In the beggining of 2019 it was estimated that around 132 million people would need humanitarian assistance and in fact, throughout the year, we witnessed aproximatly 70 million people (higher number than during World War II) being forced to leave their homes, to reshape their meaning of life, managing concerns, hurts and forgiveness, reinventing themselves with (or without) tolerance, trying to assimilate experiences with no dignity – as rape, hunger, deprivation of love, food or protection – and yet another year has passed and mental health has not been a priority in humanitarian assistance programs.
It was urgent to reflect on how to break these cycles and this happened last week at the International Summit on Mental Health and Psychosocial Support taking place in the Netherlands from 7 to 10 October, where I attended with association “beHuman”.
One of Minister Sigrid Kaag’s aims at this summit was undoubtedly to bring together stories from the field, such as John, another humanitarian worker suffering from “compassion fatigue”, Hussein, who remains aggressive in the displaced Lebanese camp or Asma who is another child, a daughter of rape by an ISIS member and therefore abandoned in the tent of hundreds of orphans in Iraq; The expertise and research of Humanitarian Agencies such as UN, WHO, IOM or OECD, policy makers from Lebanon, Uganda, Sweden and Switzerland, United Kingdom, India and many others have come to an agreement to create a basic Mental Health package to be integrated into humanitarian interventions supporting current suffering and supporting future generations to be healthier, less traumatized
Looking closely, mental health is one of the biggest public, social and economic health crises today, more than 300 million people worldwide with depression or the 800,000 people dying of suicide each year (the second leading cause of death ages 15-29 worldwide) numbers that speak for themselves and impact the societies in which we live. An emotionally ill society is a dehumanized, intolerant, insecure, angry, and very selfish society. Portugal, for example, is one of the countries with the highest rate of depression and antidepressant use in Europe.
Mental health is a basic human right, such as food, water or shelter, and it is urgent to be integrated into crisis interventions (and not only).
For a more humane world, this year Minister Kaag and her team have been able to engage experts, research and knowledge and policy makers to create and implement the basic mental health program in the 4 corners of the world.

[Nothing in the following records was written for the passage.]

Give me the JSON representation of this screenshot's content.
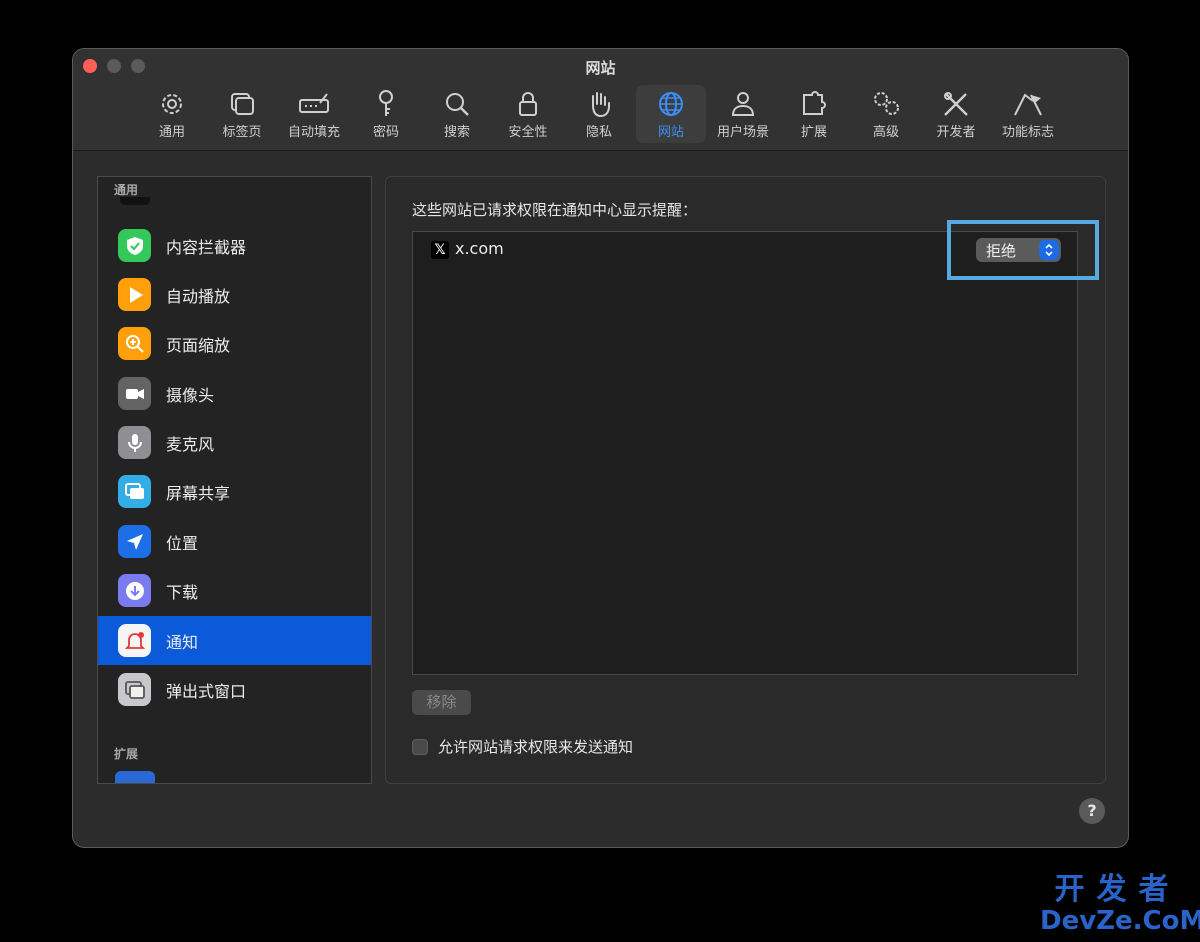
{
  "window": {
    "title": "网站"
  },
  "toolbar": {
    "tabs": [
      {
        "label": "通用",
        "icon": "gear-icon"
      },
      {
        "label": "标签页",
        "icon": "tabs-icon"
      },
      {
        "label": "自动填充",
        "icon": "autofill-icon"
      },
      {
        "label": "密码",
        "icon": "key-icon"
      },
      {
        "label": "搜索",
        "icon": "search-icon"
      },
      {
        "label": "安全性",
        "icon": "lock-icon"
      },
      {
        "label": "隐私",
        "icon": "hand-icon"
      },
      {
        "label": "网站",
        "icon": "globe-icon",
        "active": true
      },
      {
        "label": "用户场景",
        "icon": "person-icon"
      },
      {
        "label": "扩展",
        "icon": "puzzle-icon"
      },
      {
        "label": "高级",
        "icon": "gears-icon"
      },
      {
        "label": "开发者",
        "icon": "tools-icon"
      },
      {
        "label": "功能标志",
        "icon": "flags-icon"
      }
    ]
  },
  "sidebar": {
    "header": "通用",
    "items": [
      {
        "label": "内容拦截器",
        "icon": "shield-check-icon",
        "color": "#34c759"
      },
      {
        "label": "自动播放",
        "icon": "play-icon",
        "color": "#ff9f0a"
      },
      {
        "label": "页面缩放",
        "icon": "zoom-icon",
        "color": "#ff9f0a"
      },
      {
        "label": "摄像头",
        "icon": "camera-icon",
        "color": "#636366"
      },
      {
        "label": "麦克风",
        "icon": "microphone-icon",
        "color": "#8e8e93"
      },
      {
        "label": "屏幕共享",
        "icon": "screen-share-icon",
        "color": "#32ade6"
      },
      {
        "label": "位置",
        "icon": "location-arrow-icon",
        "color": "#1e6ee8"
      },
      {
        "label": "下载",
        "icon": "download-icon",
        "color": "#7b7bf0"
      },
      {
        "label": "通知",
        "icon": "bell-icon",
        "color": "#f5f5f5",
        "active": true
      },
      {
        "label": "弹出式窗口",
        "icon": "popup-window-icon",
        "color": "#c7c7cc"
      }
    ],
    "section2": "扩展"
  },
  "content": {
    "heading": "这些网站已请求权限在通知中心显示提醒：",
    "rows": [
      {
        "site": "x.com",
        "permission": "拒绝",
        "icon": "x-logo-icon"
      }
    ],
    "remove_label": "移除",
    "allow_label": "允许网站请求权限来发送通知",
    "help_label": "?"
  },
  "watermark": {
    "line1": "开发者",
    "line2": "DevZe.CoM"
  }
}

With a basic and essential package of mental health and psycho-social action, there is a budget, a plan of activities and intervention in various sectors, so that we can once again believe that it is possible to interrupt the crazy world we live in and have healthier societies with hope and flexibility, tolerance and compassion, generosity, more love and a sense of purpose not only for survivors, but for humanitarian teams and their families, governments, their societies and future generations. For the year, it will be the French government to host the same group of agents and make the state of play.